An Early Day Motion, or EDM, is a petition that only an MP can start and only MPs can sign. By convention, some MPs (members of the Government and senior Opposition spokesmen) generally don’t sign them. Some MPs will sign almost any EDM that passes their desk – in some cases, we might suspect, having barely looked at it. Others are more sparing with their favours.
All of which adds up to Early Day Motions not really meaning much at all, other than being a useful way for an organisation to say “we’re campaigning for all policemen to wear pink tutus, to appear less threatening, and 23 MPs from all main parties have supported our EDM”, or for the media to jump on some oddball or disloyal EDM and make a big story out of it.
One quirk of EDMs is the convention that they be no longer than a single sentence, leading to some tortuous use of punctuation to string them out.
Who’s signed the most EDMs in this Parliament?
John McDonnell (Lab, Hayes and Harlington) and Mike Hancock (LD, Portsmouth South) are the Kings of the EDM, having signed 458 and 457 respectively – over two thirds of motions that passed their desk.
Jeremy Corbyn (Lab, Islington North) comes third with 387, closely followed by John Leech (LD, Manchester Withington) on 386 and Eric Illsley (Lab, Barnsley Central) on 351. The top Conservative signer is Peter Bottomly with a creditable 350.
Who’s signed the fewest EDMs?

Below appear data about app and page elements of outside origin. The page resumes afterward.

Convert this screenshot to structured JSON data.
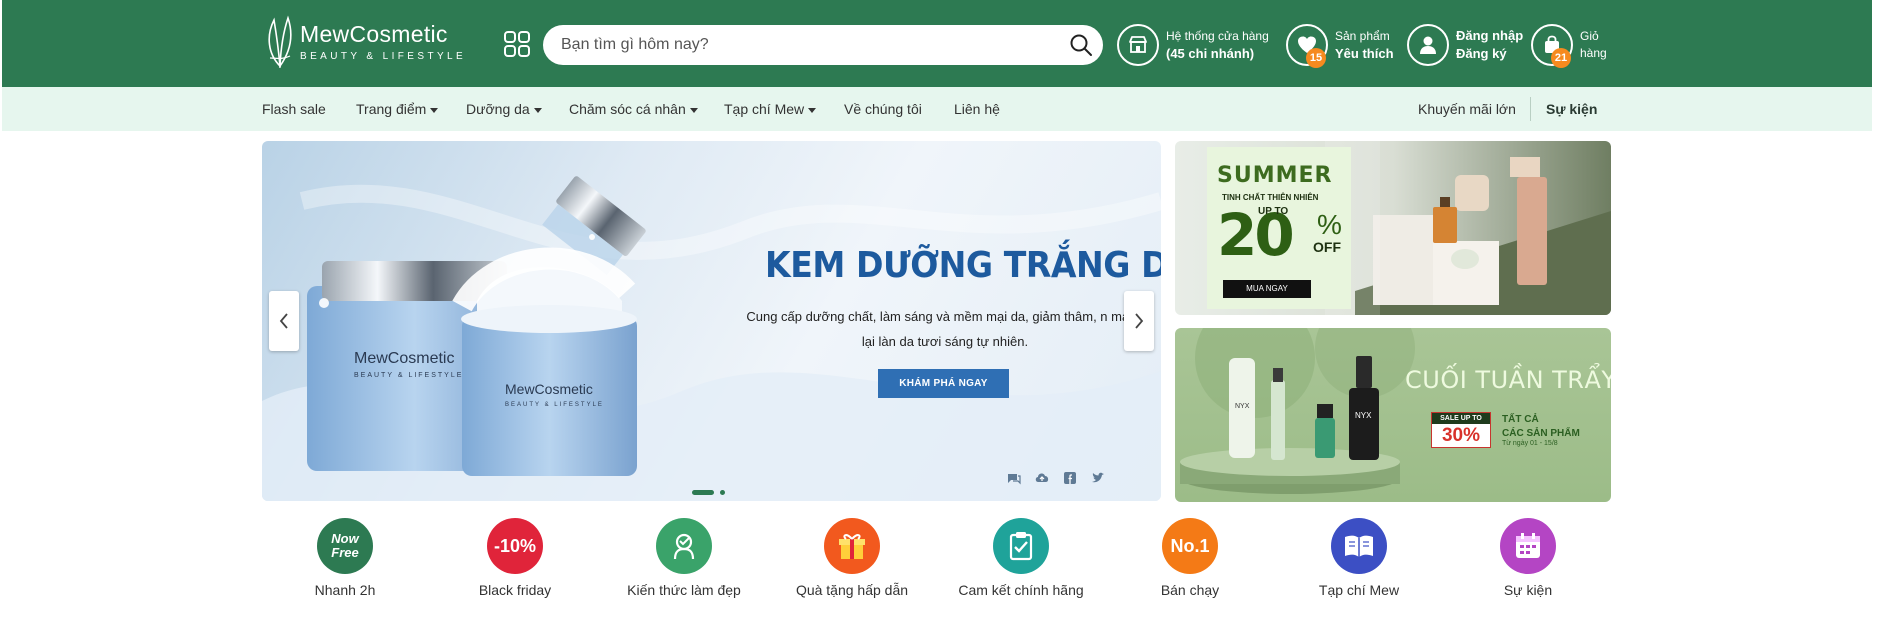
{
  "header": {
    "logo_name": "MewCosmetic",
    "logo_tagline": "BEAUTY & LIFESTYLE",
    "search_placeholder": "Bạn tìm gì hôm nay?",
    "stores_line1": "Hệ thống cửa hàng",
    "stores_line2": "(45 chi nhánh)",
    "wishlist_line1": "Sản phẩm",
    "wishlist_line2": "Yêu thích",
    "wishlist_count": "15",
    "login_line1": "Đăng nhập",
    "login_line2": "Đăng ký",
    "cart_line1": "Giỏ",
    "cart_line2": "hàng",
    "cart_count": "21"
  },
  "nav": {
    "items": [
      {
        "label": "Flash sale"
      },
      {
        "label": "Trang điểm"
      },
      {
        "label": "Dưỡng da"
      },
      {
        "label": "Chăm sóc cá nhân"
      },
      {
        "label": "Tạp chí Mew"
      },
      {
        "label": "Về chúng tôi"
      },
      {
        "label": "Liên hệ"
      }
    ],
    "promo": "Khuyến mãi lớn",
    "events": "Sự kiện"
  },
  "hero": {
    "title": "KEM DƯỠNG TRẮNG DA",
    "description": "Cung cấp dưỡng chất, làm sáng và mềm mại da, giảm thâm, n mang lại làn da tươi sáng tự nhiên.",
    "cta": "KHÁM PHÁ NGAY",
    "jar_brand": "MewCosmetic",
    "jar_tagline": "BEAUTY & LIFESTYLE",
    "slide_index": 1,
    "slide_count": 2
  },
  "side_banner_1": {
    "title": "SUMMER",
    "subtitle": "TINH CHẤT THIÊN NHIÊN",
    "upto": "UP TO",
    "value": "20",
    "percent": "%",
    "off": "OFF",
    "button": "MUA NGAY"
  },
  "side_banner_2": {
    "title": "CUỐI TUẦN TRẨY HỘI",
    "sale_label": "SALE UP TO",
    "sale_value": "30%",
    "sale_text_1": "TẤT CẢ",
    "sale_text_2": "CÁC SẢN PHẨM",
    "date": "Từ ngày 01 - 15/8",
    "product_brand": "NYX"
  },
  "categories": [
    {
      "label": "Nhanh 2h",
      "icon": "now-free-icon",
      "icon_text_1": "Now",
      "icon_text_2": "Free",
      "color": "#2d7a52"
    },
    {
      "label": "Black friday",
      "icon": "discount-icon",
      "icon_text_1": "-10%",
      "color": "#e0243a"
    },
    {
      "label": "Kiến thức làm đẹp",
      "icon": "beauty-knowledge-icon",
      "color": "#3aa36a"
    },
    {
      "label": "Quà tặng hấp dẫn",
      "icon": "gift-icon",
      "color": "#f2591e"
    },
    {
      "label": "Cam kết chính hãng",
      "icon": "clipboard-check-icon",
      "color": "#1fa39a"
    },
    {
      "label": "Bán chạy",
      "icon": "number-one-icon",
      "icon_text_1": "No.1",
      "color": "#f47a16"
    },
    {
      "label": "Tạp chí Mew",
      "icon": "book-icon",
      "color": "#3c4fc4"
    },
    {
      "label": "Sự kiện",
      "icon": "calendar-icon",
      "color": "#b445c4"
    }
  ],
  "colors": {
    "brand_green": "#2d7a52",
    "nav_bg": "#e6f6ee",
    "badge_orange": "#f68a1f",
    "hero_title_blue": "#1d5a9e",
    "hero_button_blue": "#2f6fb4"
  }
}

Over two hundred MPs have signed no EDMs. Some through convention due to their position, some through choice. Gerry Adams hasn’t found the time (surprisingly enough) and neither has my old MP John Stanley (Con, Tonbridge & Malling).
Which were the most popular EDMs?
Measuring EDM popularity is a little unfair (but only a little) since earlier EDMs had more time to gather support. However, who could fail to feel a burst of pride at EDM 499, with the third highest number of signatures.
That this House places on record its thanks and appreciation to James Robertson, Matthew Taylor, Tori Reeve, Fiona Channon, Brendon Mulvihill, Caroline Robertson, Matt Walsh, Rina Odedra, Doreen Irving, Noel Kirby, Les Stockwell, Tony McDermott and Mike Styles and their dedicated and hardworking staff who carried out the recent office reorganisation with such efficiency and cheerfulness; is aware that past post-election office changes have often lasted to the summer recess; and is therefore delighted that all hon. Members have been settled into their new offices quickly and with so little fuss.
Beating it for the number one spot with 201 signatures is EDM 178 on the Sustainable Communities Act 2007 (a fine example of painful punctuation to keep it all in one sentence against every rule of good grammar):
That this House welcomes the involvement of the many communities and local authorities in the first round of proposals from the Sustainable Communities Act 2007 and is especially heartened by the fact that this has led to people re-engaging in the democratic process; notes that this has resulted in 199 proposals for community sustainability being shortlisted by the Local Government Association; expresses its disappointment that although these proposals were initially submitted by local authorities on 31 July 2009 and were submitted to the then Secretary of State for Communities and Local Government in December 2009, not one has yet been agreed; is concerned that this delay will cause disillusionment in many communities; further notes that the Parliamentary Under-Secretary of State, Department for Communities and Local Government, the hon. Member for Bromley and Chislehurst, has supported the introduction of a timetable for dealing with such proposals; and urges the Secretary of State to deal with all such proposals expeditiously.
Other high-scoring EDMs concern Carers Week, beak trimming of hens, the hunting act (for it) and community public houses.
And the least popular?
Since only an MP can submit an EDM, you have to be quite dedicated to get no signatures at all. A few EDMs were signed only by the submitter.
David Amess must have hoped to get more support for EDM 15
That this House notes with concern the quality of the BBC’s coverage of the recent general election, and in particular its results programme on election night; further notes the importance of accurate, timely and impartial analysis of political events to the health of democracy in the UK; and calls on the BBC to ensure its political reportage is underpinned by thorough research in future.
And whilst we’re discussing the BBC, where next for Robert Halfon’s plan to democratise Auntie?
That this House believes that the BBC should be subject to the same transparency and democracy expected of Government; considers that each licence-fee payer could be given a unique PIN number, so that they could vote annually via the internet on the BBC’s programmes, the level of BBC operational activity and administrative overheads, salaries, and on the standards of BBC programmes; considers that in each five-year Parliament there could be a vote as to whether to retain or scrap the licence fee, or to reduce it; and therefore calls on Ministers to extend their revolution in open government to the BBC and beyond.
Useful or not, Early Day Motions are nothing if not varied.